The tube (a pipe made of something like PVC plastic or a strong lightweight metal such as aluminum) runs all the way to the cashier’s department, often only a short distance but sometimes up to 600m (~2000ft) or so.
How long were pneumatic tubes used?
Many of us know pneumatic tubes from the bank drive-thru — but they have a surprisingly long history. As the above video shows, they’ve been carrying people, mail, and even cats for more than 150 years. Since 1812 people have batted around the idea for pneumatic transport, and it was actually put into practice.
Why do banks use pneumatic tubes?
In money transfer. In large retail stores, pneumatic tube systems were used to transport sales slips and money from the salesperson to a centralized tube room, where cashiers could make change, reference credit records, and so on. Many banks with drive-throughs also use pneumatic tubes.
How do pneumatic tube systems work?
Artwork: How a pneumatic transport system works: a tube links the sending and receiving stations. The air compressor pump at the receiving station can suck or blow air. When it sucks, it pulls canisters along the tube toward it; when it blows, it pushes the canisters in the opposite direction.
How does a hospital pneumatic tube system work?
What is pneumatic tube mail?
The pneumatic tube mail was a postal system operating in New York City from 1897 to 1953 using pneumatic tubes. Similar systems had arisen in the mid-19th century in London, via the London Pneumatic Despatch Company; in Manchester and other British cities; and in Paris via its pneumatic mail system.
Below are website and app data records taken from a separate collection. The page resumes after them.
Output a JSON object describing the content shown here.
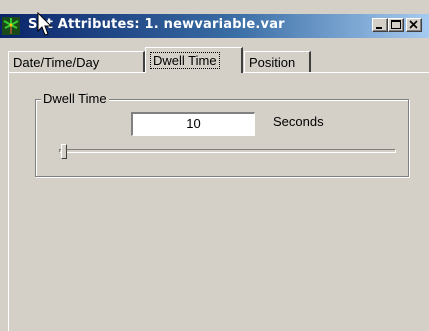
{
  "window": {
    "title": "Set Attributes: 1. newvariable.var",
    "title_visible_prefix": "S",
    "title_rest": "t Attributes: 1. newvariable.var"
  },
  "title_buttons": {
    "minimize": "minimize",
    "maximize": "maximize",
    "close": "close"
  },
  "tabs": [
    {
      "label": "Date/Time/Day",
      "active": false
    },
    {
      "label": "Dwell Time",
      "active": true
    },
    {
      "label": "Position",
      "active": false
    }
  ],
  "dwell_group": {
    "label": "Dwell Time",
    "value": "10",
    "units": "Seconds"
  },
  "slider": {
    "value_fraction": 0.0
  },
  "colors": {
    "titlebar_start": "#0a246a",
    "titlebar_end": "#a6caf0",
    "face": "#d4d0c8"
  }
}
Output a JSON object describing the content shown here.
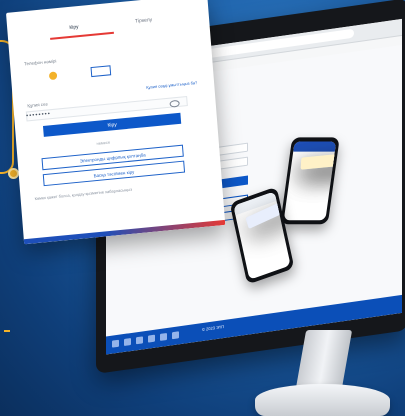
{
  "login_card": {
    "tab_active": "Кіру",
    "tab_inactive": "Тіркелу",
    "phone_label": "Телефон нөмірі",
    "password_label": "Құпия сөз",
    "password_mask": "••••••••",
    "forgot_link": "Құпия сөзді ұмыттыңыз ба?",
    "login_button": "Кіру",
    "divider": "немесе",
    "alt_button_1": "Электронды цифрлық қолтаңба",
    "alt_button_2": "Басқа тәсілмен кіру",
    "help_text": "Көмек қажет болса, қолдау қызметіне хабарласыңыз"
  },
  "monitor": {
    "footer_text": "© 2023 ЭҮП"
  },
  "colors": {
    "accent_blue": "#0d58c9",
    "accent_red": "#e53935",
    "connector_yellow": "#f3b22a"
  }
}
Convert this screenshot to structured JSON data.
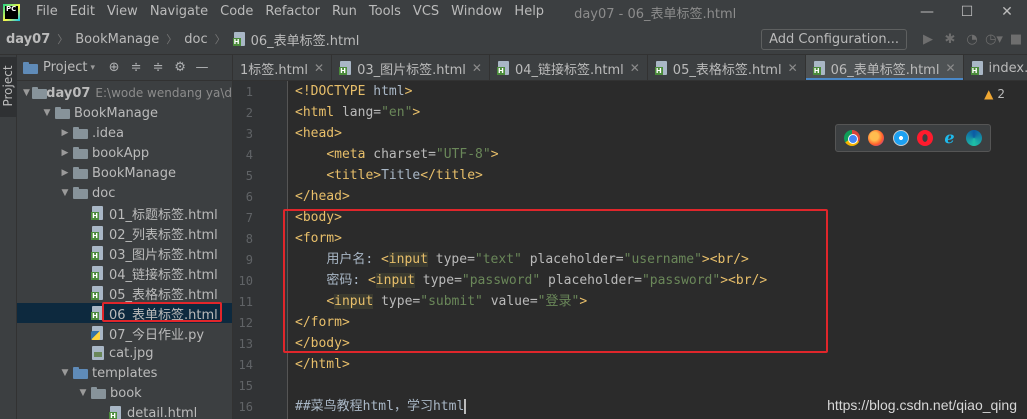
{
  "menubar": {
    "logo_text": "PC",
    "items": [
      "File",
      "Edit",
      "View",
      "Navigate",
      "Code",
      "Refactor",
      "Run",
      "Tools",
      "VCS",
      "Window",
      "Help"
    ],
    "window_title": "day07 - 06_表单标签.html",
    "controls": [
      "—",
      "☐",
      "✕"
    ]
  },
  "navbar": {
    "crumbs": [
      "day07",
      "BookManage",
      "doc",
      "06_表单标签.html"
    ],
    "add_config_label": "Add Configuration..."
  },
  "side_strip": {
    "label": "Project"
  },
  "project_panel": {
    "title": "Project",
    "tree": [
      {
        "label": "day07",
        "hint": "E:\\wode wendang ya\\d",
        "level": 0,
        "kind": "folder",
        "open": true,
        "bold": true
      },
      {
        "label": "BookManage",
        "level": 1,
        "kind": "folder",
        "open": true
      },
      {
        "label": ".idea",
        "level": 2,
        "kind": "folder",
        "open": false
      },
      {
        "label": "bookApp",
        "level": 2,
        "kind": "folder",
        "open": false
      },
      {
        "label": "BookManage",
        "level": 2,
        "kind": "folder",
        "open": false
      },
      {
        "label": "doc",
        "level": 2,
        "kind": "folder",
        "open": true
      },
      {
        "label": "01_标题标签.html",
        "level": 3,
        "kind": "html"
      },
      {
        "label": "02_列表标签.html",
        "level": 3,
        "kind": "html"
      },
      {
        "label": "03_图片标签.html",
        "level": 3,
        "kind": "html"
      },
      {
        "label": "04_链接标签.html",
        "level": 3,
        "kind": "html"
      },
      {
        "label": "05_表格标签.html",
        "level": 3,
        "kind": "html"
      },
      {
        "label": "06_表单标签.html",
        "level": 3,
        "kind": "html",
        "selected": true
      },
      {
        "label": "07_今日作业.py",
        "level": 3,
        "kind": "py"
      },
      {
        "label": "cat.jpg",
        "level": 3,
        "kind": "img"
      },
      {
        "label": "templates",
        "level": 2,
        "kind": "folder",
        "open": true,
        "blue": true
      },
      {
        "label": "book",
        "level": 3,
        "kind": "folder",
        "open": true
      },
      {
        "label": "detail.html",
        "level": 4,
        "kind": "html"
      }
    ]
  },
  "tabs": [
    {
      "label": "1标签.html",
      "active": false
    },
    {
      "label": "03_图片标签.html",
      "active": false
    },
    {
      "label": "04_链接标签.html",
      "active": false
    },
    {
      "label": "05_表格标签.html",
      "active": false
    },
    {
      "label": "06_表单标签.html",
      "active": true
    },
    {
      "label": "index.html",
      "active": false
    }
  ],
  "editor": {
    "warning_count": "2",
    "line_numbers": [
      "1",
      "2",
      "3",
      "4",
      "5",
      "6",
      "7",
      "8",
      "9",
      "10",
      "11",
      "12",
      "13",
      "14",
      "15",
      "16"
    ],
    "lines": [
      "<!DOCTYPE html>",
      "<html lang=\"en\">",
      "<head>",
      "    <meta charset=\"UTF-8\">",
      "    <title>Title</title>",
      "</head>",
      "<body>",
      "<form>",
      "    用户名: <input type=\"text\" placeholder=\"username\"><br/>",
      "    密码: <input type=\"password\" placeholder=\"password\"><br/>",
      "    <input type=\"submit\" value=\"登录\">",
      "</form>",
      "</body>",
      "</html>",
      "",
      "##菜鸟教程html，学习html"
    ]
  },
  "watermark": "https://blog.csdn.net/qiao_qing"
}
When did the sub post office start using pneumatic tubes?
Receiving and Sending Apparatus in the Sub-Postoffice. The pneumatic tube mail was a postal system operating in New York City from 1897 to 1953 using pneumatic tubes.
Where did the pneumatic mail system come from?
Similar systems had arisen in the mid-19th century in London, via the London Pneumatic Despatch Company; in Manchester and other British cities; and in Paris via its pneumatic mail system.
What are pneumatic tubes used for?
Pneumatic tubes (or capsule pipelines; also known as pneumatic tube transport or PTT) are systems that propel cylindrical containers through networks of tubes by compressed air or by partial vacuum. They are used for transporting solid objects, as opposed to conventional pipelines, which transport fluids.